ACTIVITY
Below are entries; count the lines containing the string "Enter". The answer is that number alone.

#### INPUT DATA

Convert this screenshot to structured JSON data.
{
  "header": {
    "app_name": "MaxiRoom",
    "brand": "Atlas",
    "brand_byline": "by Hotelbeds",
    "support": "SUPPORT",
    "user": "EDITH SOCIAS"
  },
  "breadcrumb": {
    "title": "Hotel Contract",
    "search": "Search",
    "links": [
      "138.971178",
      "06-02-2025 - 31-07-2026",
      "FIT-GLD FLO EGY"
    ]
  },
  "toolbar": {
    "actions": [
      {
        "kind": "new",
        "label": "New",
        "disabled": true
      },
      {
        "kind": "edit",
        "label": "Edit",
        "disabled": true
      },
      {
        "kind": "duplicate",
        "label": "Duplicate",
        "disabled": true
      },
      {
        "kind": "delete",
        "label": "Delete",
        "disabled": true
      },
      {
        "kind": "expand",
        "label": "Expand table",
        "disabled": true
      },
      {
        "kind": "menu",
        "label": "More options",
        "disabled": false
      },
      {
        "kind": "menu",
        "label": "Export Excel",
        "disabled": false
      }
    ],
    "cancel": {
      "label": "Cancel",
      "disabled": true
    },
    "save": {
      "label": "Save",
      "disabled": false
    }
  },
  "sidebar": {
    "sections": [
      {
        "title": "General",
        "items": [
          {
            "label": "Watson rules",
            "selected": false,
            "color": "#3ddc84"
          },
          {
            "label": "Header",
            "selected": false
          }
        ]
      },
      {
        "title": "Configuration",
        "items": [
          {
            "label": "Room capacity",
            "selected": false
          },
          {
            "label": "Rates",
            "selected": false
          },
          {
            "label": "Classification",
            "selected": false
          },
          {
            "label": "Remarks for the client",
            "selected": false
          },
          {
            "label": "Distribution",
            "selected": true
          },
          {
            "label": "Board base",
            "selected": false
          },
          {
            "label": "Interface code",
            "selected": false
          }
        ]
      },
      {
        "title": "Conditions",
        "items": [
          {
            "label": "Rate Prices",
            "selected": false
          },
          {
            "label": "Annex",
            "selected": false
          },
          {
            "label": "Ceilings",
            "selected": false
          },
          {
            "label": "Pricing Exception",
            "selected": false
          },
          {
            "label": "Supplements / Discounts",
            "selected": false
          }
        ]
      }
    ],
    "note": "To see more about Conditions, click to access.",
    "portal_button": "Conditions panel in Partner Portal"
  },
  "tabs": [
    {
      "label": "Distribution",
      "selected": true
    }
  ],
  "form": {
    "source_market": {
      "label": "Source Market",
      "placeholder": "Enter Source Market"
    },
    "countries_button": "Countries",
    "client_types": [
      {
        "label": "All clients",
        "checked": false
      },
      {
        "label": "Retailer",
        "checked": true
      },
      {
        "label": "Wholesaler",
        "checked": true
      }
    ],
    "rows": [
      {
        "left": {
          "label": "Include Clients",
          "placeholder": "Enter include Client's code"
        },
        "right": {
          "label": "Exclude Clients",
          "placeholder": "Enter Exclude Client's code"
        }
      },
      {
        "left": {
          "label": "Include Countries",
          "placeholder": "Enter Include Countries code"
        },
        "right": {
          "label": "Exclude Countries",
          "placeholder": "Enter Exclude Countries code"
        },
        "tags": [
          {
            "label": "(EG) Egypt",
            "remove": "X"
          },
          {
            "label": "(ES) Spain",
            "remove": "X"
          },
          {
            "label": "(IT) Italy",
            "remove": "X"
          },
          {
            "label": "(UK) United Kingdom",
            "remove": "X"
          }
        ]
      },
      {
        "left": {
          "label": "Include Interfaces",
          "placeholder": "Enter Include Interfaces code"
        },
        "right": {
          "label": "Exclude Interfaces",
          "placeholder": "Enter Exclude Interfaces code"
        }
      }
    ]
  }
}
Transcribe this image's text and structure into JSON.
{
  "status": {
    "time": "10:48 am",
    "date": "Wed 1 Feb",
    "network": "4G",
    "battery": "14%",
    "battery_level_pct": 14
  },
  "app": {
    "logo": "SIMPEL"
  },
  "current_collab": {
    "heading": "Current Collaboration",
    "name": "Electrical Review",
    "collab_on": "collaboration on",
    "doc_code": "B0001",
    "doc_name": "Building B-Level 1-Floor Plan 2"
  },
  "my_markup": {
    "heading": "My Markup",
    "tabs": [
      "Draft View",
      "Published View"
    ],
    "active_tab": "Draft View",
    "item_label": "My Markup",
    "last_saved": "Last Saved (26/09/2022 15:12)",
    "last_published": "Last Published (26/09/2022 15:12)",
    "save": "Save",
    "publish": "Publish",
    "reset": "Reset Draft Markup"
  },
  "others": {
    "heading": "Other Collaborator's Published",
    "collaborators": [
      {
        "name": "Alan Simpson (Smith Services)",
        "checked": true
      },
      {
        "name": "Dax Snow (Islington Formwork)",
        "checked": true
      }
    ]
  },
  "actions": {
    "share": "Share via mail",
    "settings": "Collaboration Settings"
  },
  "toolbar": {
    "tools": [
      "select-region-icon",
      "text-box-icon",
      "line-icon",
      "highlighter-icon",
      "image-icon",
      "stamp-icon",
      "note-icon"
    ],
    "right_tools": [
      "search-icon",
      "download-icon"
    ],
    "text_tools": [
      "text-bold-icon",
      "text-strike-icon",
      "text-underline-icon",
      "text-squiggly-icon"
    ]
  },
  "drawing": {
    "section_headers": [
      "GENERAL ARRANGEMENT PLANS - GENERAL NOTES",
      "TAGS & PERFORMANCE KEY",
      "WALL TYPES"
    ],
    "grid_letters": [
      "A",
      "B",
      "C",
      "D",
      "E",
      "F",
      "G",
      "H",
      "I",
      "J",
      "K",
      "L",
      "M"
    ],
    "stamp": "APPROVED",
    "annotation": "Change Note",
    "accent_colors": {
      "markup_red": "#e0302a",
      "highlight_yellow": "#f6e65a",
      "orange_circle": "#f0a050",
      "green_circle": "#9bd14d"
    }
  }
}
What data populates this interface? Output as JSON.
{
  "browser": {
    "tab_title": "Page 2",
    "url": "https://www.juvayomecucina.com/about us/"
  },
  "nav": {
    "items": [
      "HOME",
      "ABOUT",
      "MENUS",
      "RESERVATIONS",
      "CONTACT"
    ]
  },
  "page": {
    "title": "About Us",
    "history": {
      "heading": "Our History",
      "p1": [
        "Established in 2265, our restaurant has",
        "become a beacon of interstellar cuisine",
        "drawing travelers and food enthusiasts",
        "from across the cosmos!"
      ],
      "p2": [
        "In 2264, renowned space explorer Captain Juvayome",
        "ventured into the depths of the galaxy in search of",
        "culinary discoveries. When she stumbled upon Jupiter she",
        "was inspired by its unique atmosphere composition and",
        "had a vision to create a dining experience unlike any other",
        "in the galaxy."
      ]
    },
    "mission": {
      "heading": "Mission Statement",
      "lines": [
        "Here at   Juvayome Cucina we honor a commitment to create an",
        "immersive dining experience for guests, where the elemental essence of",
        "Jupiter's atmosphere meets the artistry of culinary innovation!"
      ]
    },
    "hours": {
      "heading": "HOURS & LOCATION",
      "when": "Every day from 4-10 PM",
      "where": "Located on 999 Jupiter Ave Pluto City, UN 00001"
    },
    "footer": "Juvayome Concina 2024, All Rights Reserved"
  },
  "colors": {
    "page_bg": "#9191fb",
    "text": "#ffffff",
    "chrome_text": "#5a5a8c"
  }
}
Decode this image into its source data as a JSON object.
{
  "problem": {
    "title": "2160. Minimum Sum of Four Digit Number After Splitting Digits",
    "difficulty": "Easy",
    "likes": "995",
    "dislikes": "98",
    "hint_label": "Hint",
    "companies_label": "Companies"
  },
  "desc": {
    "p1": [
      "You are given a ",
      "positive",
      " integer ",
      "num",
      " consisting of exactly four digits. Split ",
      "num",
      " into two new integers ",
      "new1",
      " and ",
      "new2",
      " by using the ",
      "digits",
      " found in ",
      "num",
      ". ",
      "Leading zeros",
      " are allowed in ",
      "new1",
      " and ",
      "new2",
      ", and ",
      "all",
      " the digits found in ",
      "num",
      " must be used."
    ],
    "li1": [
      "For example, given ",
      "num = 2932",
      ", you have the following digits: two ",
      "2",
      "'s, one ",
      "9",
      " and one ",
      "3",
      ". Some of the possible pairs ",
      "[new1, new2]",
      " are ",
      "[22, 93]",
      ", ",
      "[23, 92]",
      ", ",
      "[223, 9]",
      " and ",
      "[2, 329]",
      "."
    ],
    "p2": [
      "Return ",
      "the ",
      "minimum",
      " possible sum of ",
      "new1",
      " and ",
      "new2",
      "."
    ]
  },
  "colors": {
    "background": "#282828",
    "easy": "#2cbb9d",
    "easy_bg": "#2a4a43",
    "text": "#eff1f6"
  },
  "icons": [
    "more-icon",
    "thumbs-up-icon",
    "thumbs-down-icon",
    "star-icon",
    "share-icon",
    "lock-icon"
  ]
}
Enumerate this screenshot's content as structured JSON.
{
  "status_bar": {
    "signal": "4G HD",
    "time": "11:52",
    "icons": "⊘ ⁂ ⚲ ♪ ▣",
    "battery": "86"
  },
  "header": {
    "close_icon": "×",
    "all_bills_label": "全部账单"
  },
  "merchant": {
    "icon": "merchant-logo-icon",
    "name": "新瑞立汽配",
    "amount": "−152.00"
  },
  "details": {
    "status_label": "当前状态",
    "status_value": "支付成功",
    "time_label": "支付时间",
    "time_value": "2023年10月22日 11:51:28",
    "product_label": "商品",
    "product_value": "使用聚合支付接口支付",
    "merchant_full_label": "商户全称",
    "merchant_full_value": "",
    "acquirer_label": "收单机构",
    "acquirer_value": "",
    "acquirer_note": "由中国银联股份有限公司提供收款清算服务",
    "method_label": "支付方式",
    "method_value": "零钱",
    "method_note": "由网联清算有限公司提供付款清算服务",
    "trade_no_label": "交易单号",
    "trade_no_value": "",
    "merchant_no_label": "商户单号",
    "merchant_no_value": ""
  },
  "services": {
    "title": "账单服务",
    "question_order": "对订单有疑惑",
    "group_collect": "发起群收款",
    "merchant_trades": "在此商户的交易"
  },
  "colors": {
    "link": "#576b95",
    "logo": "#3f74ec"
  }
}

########

FINISHED EXERCISE
7